Another great way to reinforce and assess your campaign’s InfoSec culture is to test your campaign personnel. Consider sending a simulated phishing or social engineering attack, assess your staffers’ responses, and provide feedback to them. During your periodic group training, discuss the overall results of these exercises, and share your accolades for strong group or individual performance.
Your campaign’s personnel can be your greatest InfoSec assets or weaknesses. Without the cooperation and support of your campaign personnel, none of the other measures you put in place will be effective.

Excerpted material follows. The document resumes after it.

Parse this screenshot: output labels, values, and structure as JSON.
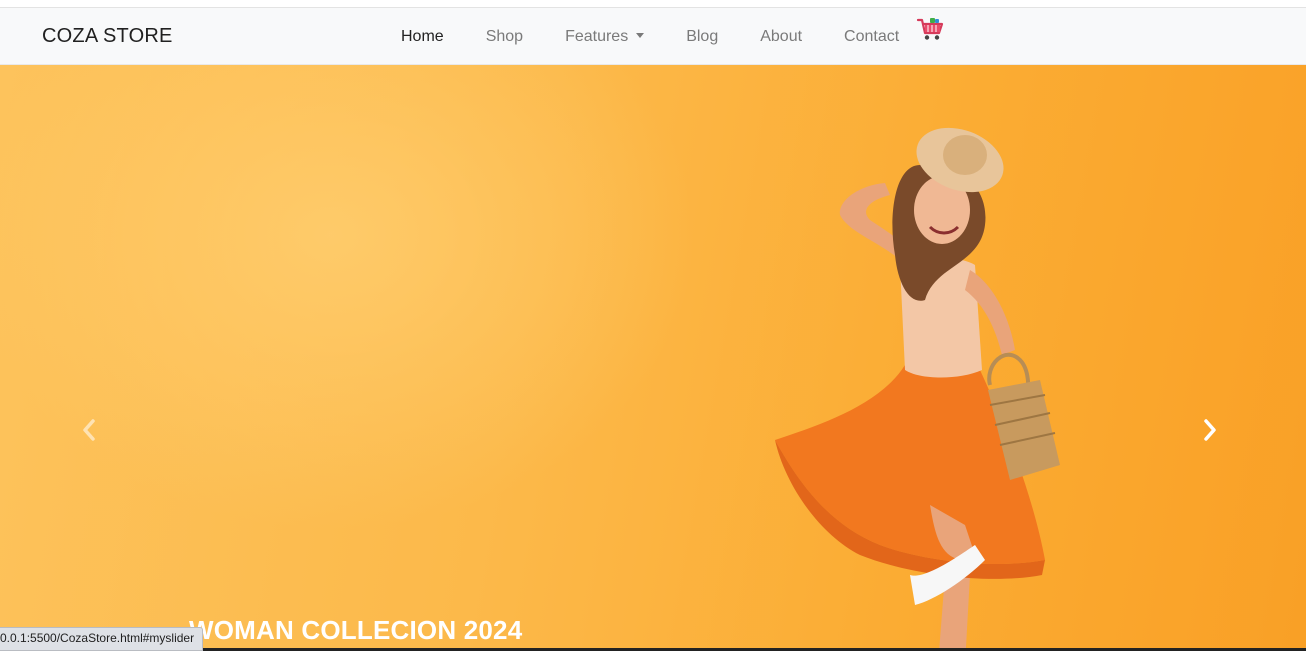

Building a strong culture of InfoSec compliance and improvement is key to keeping your personnel engaged as allies in securing your campaign.
Remember, your voice matters, so protect it.
- 10.20.2020 — Kole Gusé: She's Probably Dead
- 10.19.2020 — Melissa Gusé: Damaged Family
- 10.18.2020 — Zach Gusé: I Lost My Mind
- 10.17.2020 — David Kaulk: We May Never See Her Again
- 10.16.2020 — Brad Bilderback: Somebody Knows Something
- 10.15.2020 — Proteger Su Voto
- 10.15.2020 — FBI Pittsburgh Remarks on QQAAZZ Indictment
- 10.15.2020 — Richard Eddy: Witness
- 10.14.2020 — Melissa Gusé: Your Mind Wanders
- 10.13.2020 — Chicago FBI Asks Public to Assist on Election Security
- 10.13.2020 — Zach Gusé: My Whole Body and Soul
- 10.07.2020 — In the Aftermath
- 10.06.2020 — FBI San Diego Describes Election Security Efforts
- 10.06.2020 — Safeguarding Your Vote: A Joint Message on Election Security
- 10.05.2020 — FBI San Francisco Statement on East Bay PPP Case
- 09.30.2020 — The Nevernight Connection
- 09.29.2020 — FBI Dallas Describes Role in Protecting Election Process
- 09.25.2020 — The Right to Vote
- 09.25.2020 — Voter Fraud
- 09.25.2020 — Election Laws